Starvation wages and miserable pensions, insecurity and poor jobs are pushing Italians to give up on health checks and treatments, or to go into debt, in order to have access to tests and sometimes vital surgeries. According to the Censis-Rbm Health Insurance report, presented Wednesday, in 2016, 12 million Italians forfeited or postponed at least one health service for economic reasons: 1.2 million more than in 2015.
There are 7.8 million citizens who have used their savings or have taken on debt from banks or relatives in order to have access to private health services with cannot be postponed. Nearly two million have dropped below the poverty line.

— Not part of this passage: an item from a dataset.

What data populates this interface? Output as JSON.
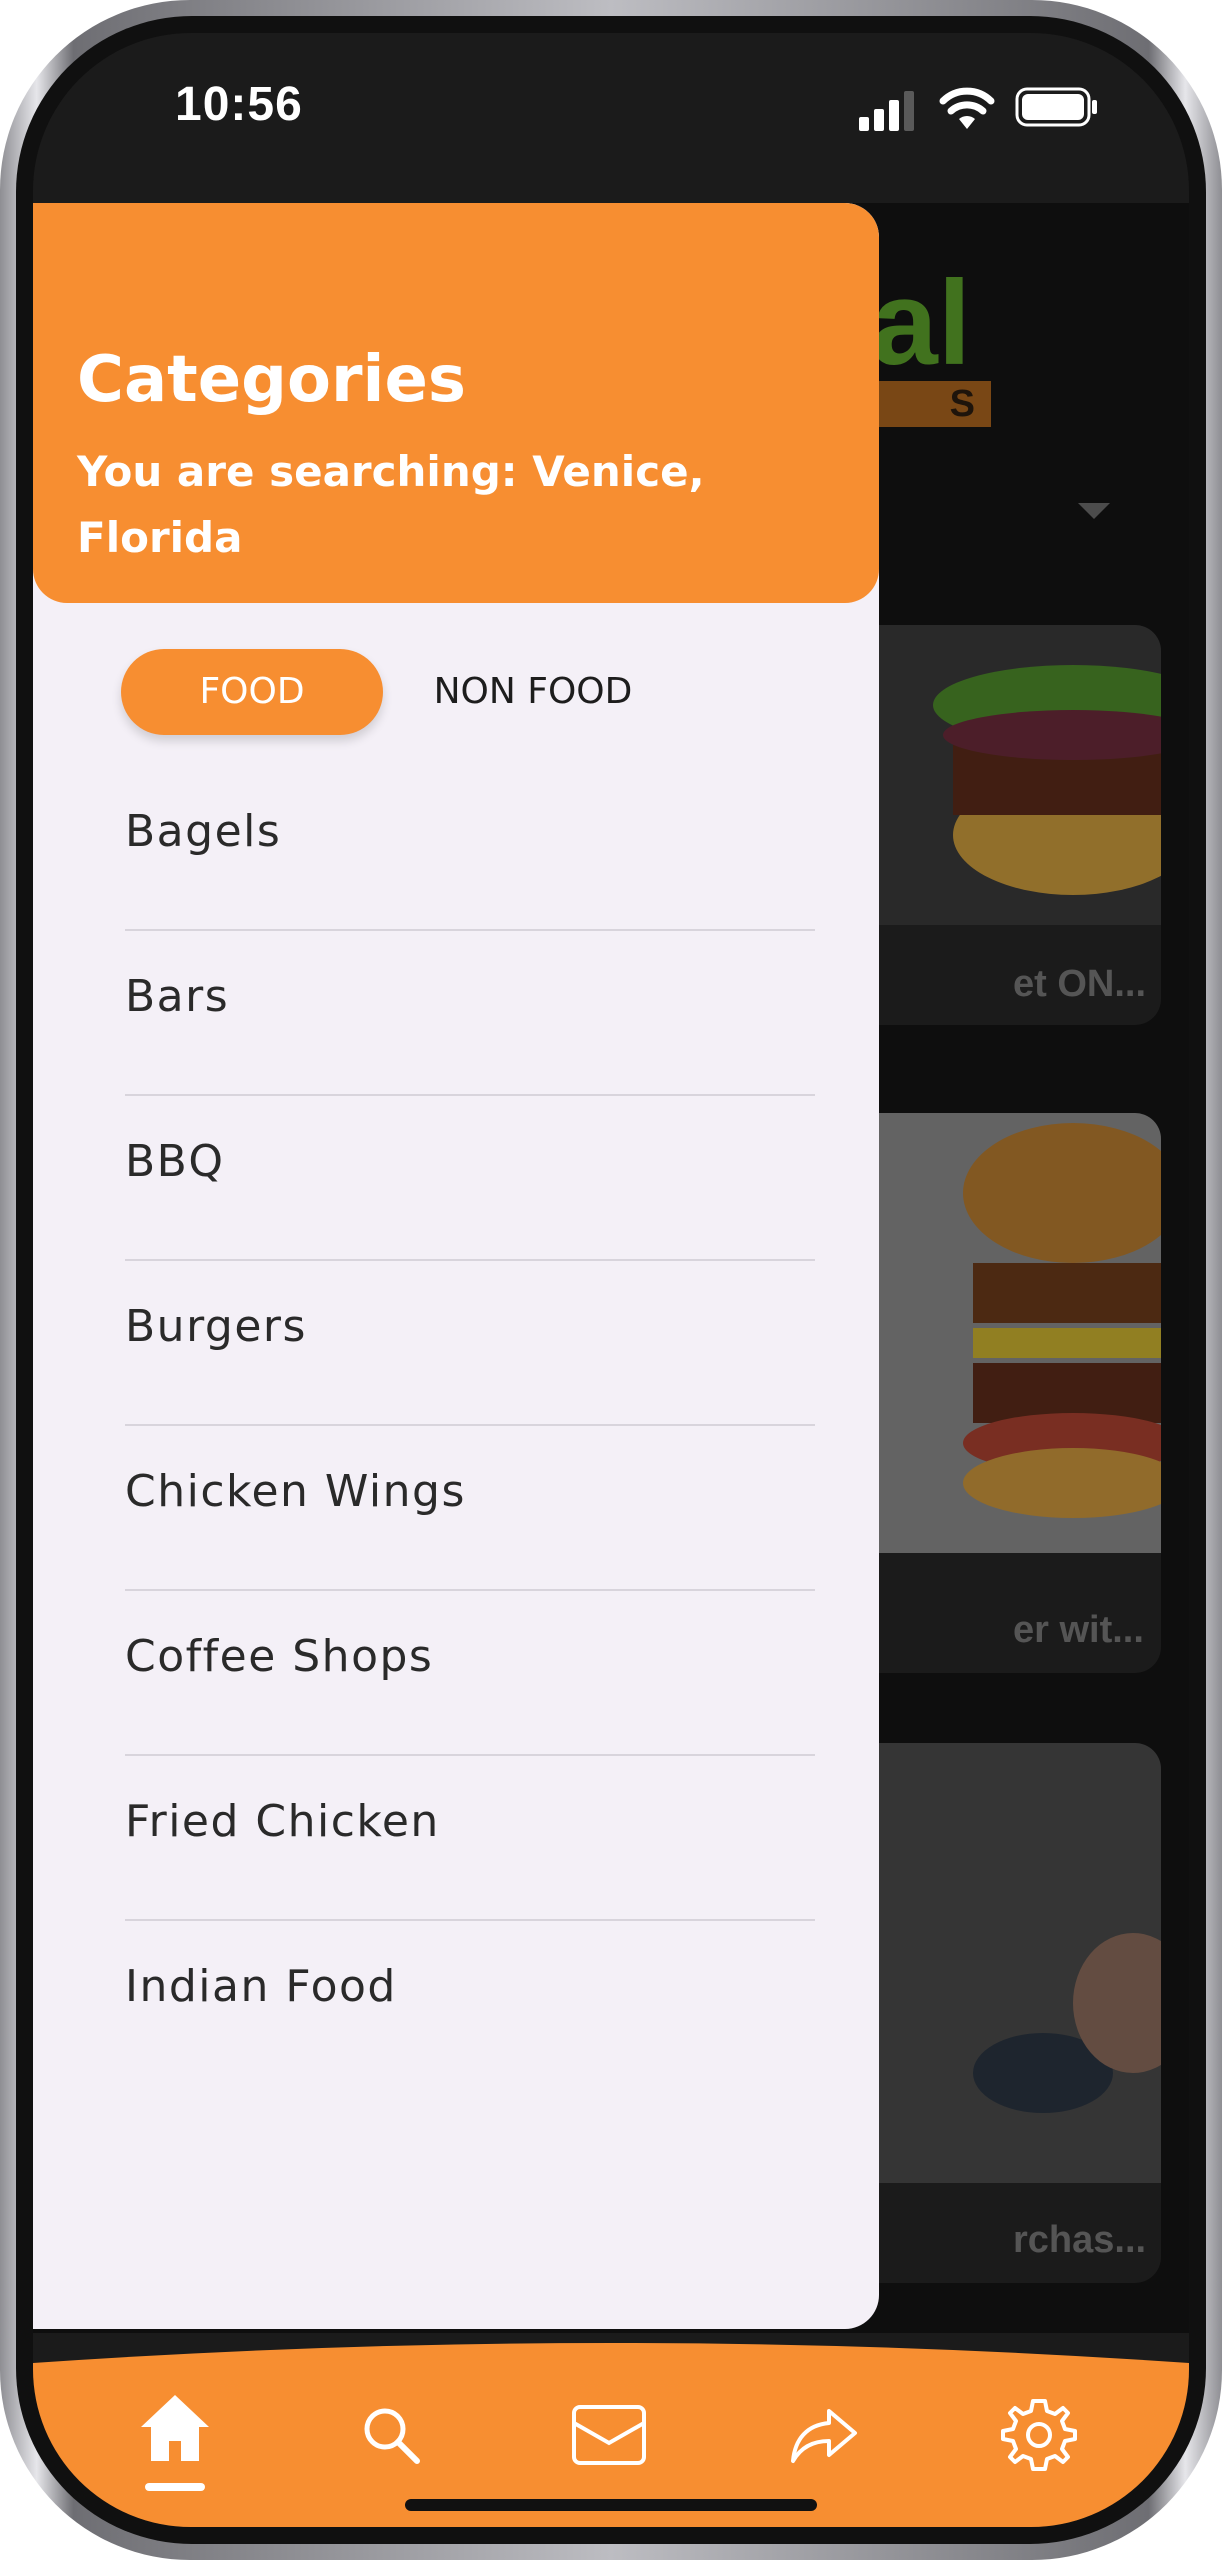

Cuts and “rationalization” of health spending implemented over the past decade, coinciding with the austerity policies, have reduced public coverage and increased the use of private health care. This sector accounts for almost €35.2 billion with a record increase of 4.2 percent over the three-year period 2013-2016. According to the Court of Auditors, Italy has passed the European record in per capita reduction of health spending: 1.1 percent less per year, compared to GDP, from 2009 to 2015. In France, this expenditure rose by 0.8 percent a year and in Germany, by 2 percent.